It's not one of those senseless, faultless situations. Yes, a decision was made. But it's not one of those situations where you can look the parents in the eye and say "There was nothing more you could've done. At the end of the day you did your best and he had to make a decision." It's their fault. They did this. They made this life, this boy, then they ruined it, then they took it away. Live with that. But they won't. They won't see their part in it.
His fifteen year old meth addict brother was taken from treatment for the event of his big brother's funeral. I remember when Amos came into Bully's one day, reappearing after having disappeared for three days and going back to his meth friends. Andrew stormed out front upon hearing his brother was there, "Come!" he exclaimed in quiet fierceness, leading Amos to the back parking lot where he told him what's what. The father figure big brother. One look at that little boy's shattered, tortured eyes now and I can't help but wonder what will become of him. If Andrew, the strong one, couldn't make it...
It just makes me so angry. And sad. It's pathetic. No one saw it coming. Andrew was always pleasant at work. He might share his troubles, but he was able to be oK, positive and interactive. It made you think he could cope, that he was strong enough to make it through, make it out.
The boy wasn't perfect, heavens no the boy had his issues. But he was perfectly Andrew. He wasn't even working for us anymore, he quit a week ago, unexpectedly. So, essentially, he was already out of my life. But it still hits me hard, I still find myself crying at random times. I can't get him off my mind. Maybe he was out of my life, but that doesn't mean I wanted him to be out of life. I wanted to at least know Andrew was carrying on, being Andrew. With his impish grin and hot headedness, his love of country music and his hick love for that truck of his. He was getting out, you know. He was heading off in a couple of weeks to travel the country working on oil rigs. He was so excited about that. About getting away.
Dammit, Andrew! Why couldn't you just hold out another week or two?? You almost made it, kid!
He was only 19. Putting that shot gun to his chin was the last decision he ever made, and it was a bad one. You're supposed to be able to look back at the bad decisions of your youth and say Yeah, that was stupid. Don't follow in my footsteps, what an idiot I was back then. Boy did I get lucky! But he didn't. Andrew didn't get lucky. He doesn't get to look back at his poor decisions and pass on the wisdom he learned through it all. It's all over. That was his last impetuous decision he got to make. It cost everything. Took everything. WHY, Andrew?? You had so much that could have been. You had so much left. He wasn't one of those hopeless cases, you know? He had heart, and soul. He was going to make it, despite it all. He was going to be alright. He'd come out on top.
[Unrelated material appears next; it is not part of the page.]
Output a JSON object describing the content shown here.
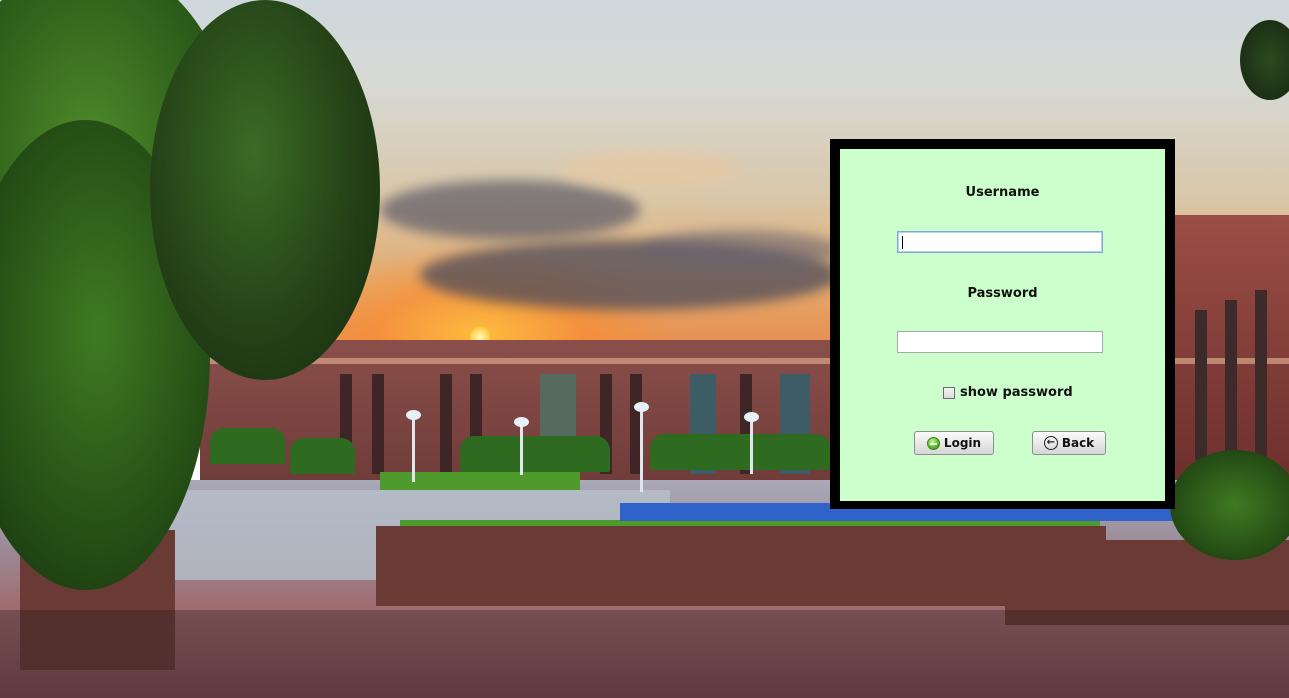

Except he didn't.
He could have. Despite it all.
But not now.
He was there, laughing in the kitchen. Hanging out on the burlap sacks. Having wet towel fights. Chopping peppers. He was there - living, being. And now he's not. And it's not OK.